▶ [Task details]
Search the data below for the word "with" and copy each line that holds it.

[Interface dataset entries]
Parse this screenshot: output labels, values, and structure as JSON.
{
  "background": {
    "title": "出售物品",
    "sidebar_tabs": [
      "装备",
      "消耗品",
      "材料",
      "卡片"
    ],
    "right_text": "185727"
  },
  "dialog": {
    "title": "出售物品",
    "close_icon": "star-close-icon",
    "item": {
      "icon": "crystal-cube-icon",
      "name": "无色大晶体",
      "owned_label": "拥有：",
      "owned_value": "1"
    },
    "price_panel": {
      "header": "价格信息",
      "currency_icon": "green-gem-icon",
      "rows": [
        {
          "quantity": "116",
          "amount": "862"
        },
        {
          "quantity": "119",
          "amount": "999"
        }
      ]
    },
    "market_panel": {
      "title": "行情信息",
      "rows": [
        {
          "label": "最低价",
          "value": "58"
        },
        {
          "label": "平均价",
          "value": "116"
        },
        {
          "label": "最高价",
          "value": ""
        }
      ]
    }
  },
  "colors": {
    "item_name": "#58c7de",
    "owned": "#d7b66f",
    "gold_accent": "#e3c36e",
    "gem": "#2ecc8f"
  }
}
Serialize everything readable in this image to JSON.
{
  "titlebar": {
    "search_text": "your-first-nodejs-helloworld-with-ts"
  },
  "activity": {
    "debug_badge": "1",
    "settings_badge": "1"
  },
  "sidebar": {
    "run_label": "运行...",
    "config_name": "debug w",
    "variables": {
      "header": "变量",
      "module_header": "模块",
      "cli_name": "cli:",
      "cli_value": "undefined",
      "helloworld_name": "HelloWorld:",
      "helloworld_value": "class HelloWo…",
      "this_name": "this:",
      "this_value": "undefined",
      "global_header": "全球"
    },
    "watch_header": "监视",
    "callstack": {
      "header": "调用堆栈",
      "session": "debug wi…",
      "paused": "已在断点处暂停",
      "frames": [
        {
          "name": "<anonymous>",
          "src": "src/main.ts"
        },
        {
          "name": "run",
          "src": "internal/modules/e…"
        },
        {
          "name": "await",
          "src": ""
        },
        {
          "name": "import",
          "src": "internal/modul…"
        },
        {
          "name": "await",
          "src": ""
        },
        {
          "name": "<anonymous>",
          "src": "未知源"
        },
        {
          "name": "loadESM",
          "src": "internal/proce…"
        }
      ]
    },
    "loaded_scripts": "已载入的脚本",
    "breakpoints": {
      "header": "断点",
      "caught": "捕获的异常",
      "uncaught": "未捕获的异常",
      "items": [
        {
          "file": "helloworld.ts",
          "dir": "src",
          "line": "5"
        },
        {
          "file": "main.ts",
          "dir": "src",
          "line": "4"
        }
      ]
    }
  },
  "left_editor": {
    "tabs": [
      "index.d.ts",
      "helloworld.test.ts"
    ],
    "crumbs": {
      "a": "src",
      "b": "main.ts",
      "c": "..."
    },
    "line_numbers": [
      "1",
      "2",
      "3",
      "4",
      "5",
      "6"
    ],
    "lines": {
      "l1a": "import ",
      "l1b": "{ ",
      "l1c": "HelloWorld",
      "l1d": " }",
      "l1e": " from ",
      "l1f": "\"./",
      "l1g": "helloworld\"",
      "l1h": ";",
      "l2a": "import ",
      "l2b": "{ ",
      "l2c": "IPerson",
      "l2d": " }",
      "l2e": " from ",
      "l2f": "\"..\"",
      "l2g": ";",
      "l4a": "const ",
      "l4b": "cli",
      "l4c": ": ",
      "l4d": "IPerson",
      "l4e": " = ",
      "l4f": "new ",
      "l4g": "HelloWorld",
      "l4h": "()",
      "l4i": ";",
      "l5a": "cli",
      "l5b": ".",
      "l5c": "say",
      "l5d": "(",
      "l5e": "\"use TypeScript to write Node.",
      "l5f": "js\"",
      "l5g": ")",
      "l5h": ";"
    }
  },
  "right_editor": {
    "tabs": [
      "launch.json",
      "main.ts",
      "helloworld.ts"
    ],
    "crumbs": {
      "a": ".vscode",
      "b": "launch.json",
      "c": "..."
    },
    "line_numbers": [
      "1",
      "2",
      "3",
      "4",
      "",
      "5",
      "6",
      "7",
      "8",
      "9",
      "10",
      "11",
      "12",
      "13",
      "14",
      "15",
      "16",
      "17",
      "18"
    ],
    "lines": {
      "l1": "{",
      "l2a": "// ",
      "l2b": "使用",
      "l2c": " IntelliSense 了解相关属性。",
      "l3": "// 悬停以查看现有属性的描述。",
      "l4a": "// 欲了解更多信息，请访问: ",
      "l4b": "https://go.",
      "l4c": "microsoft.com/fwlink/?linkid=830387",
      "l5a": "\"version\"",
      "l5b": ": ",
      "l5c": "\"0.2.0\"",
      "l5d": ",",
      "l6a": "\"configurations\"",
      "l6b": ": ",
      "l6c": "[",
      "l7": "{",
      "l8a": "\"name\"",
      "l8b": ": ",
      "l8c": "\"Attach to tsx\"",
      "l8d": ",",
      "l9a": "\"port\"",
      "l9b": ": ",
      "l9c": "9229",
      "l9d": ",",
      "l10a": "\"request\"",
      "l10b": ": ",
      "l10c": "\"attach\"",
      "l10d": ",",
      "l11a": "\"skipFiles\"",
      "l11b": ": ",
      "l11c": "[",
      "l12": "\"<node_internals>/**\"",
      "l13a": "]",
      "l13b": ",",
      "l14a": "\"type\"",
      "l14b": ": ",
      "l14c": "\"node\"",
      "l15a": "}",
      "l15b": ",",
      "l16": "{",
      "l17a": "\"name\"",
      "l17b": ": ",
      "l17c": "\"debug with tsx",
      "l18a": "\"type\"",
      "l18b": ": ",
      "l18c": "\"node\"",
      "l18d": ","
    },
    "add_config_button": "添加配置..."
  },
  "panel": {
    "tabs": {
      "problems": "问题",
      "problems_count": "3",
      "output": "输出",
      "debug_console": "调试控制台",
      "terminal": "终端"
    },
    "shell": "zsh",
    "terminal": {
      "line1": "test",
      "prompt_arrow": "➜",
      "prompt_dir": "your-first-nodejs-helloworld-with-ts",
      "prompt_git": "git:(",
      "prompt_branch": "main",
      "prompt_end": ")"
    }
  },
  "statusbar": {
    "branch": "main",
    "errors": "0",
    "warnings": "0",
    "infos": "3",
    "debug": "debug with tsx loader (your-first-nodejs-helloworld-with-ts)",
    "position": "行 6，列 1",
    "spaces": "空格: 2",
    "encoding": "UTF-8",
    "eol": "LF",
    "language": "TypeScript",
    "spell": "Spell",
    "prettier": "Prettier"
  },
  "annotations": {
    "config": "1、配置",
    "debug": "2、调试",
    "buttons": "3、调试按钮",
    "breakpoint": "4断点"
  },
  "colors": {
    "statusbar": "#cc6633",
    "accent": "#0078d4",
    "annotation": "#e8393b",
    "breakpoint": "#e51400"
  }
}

▶ [Response to the exercise]
    "search_text": "your-first-nodejs-helloworld-with-ts"
      "l17c": "\"debug with tsx",
      "prompt_dir": "your-first-nodejs-helloworld-with-ts",
    "debug": "debug with tsx loader (your-first-nodejs-helloworld-with-ts)",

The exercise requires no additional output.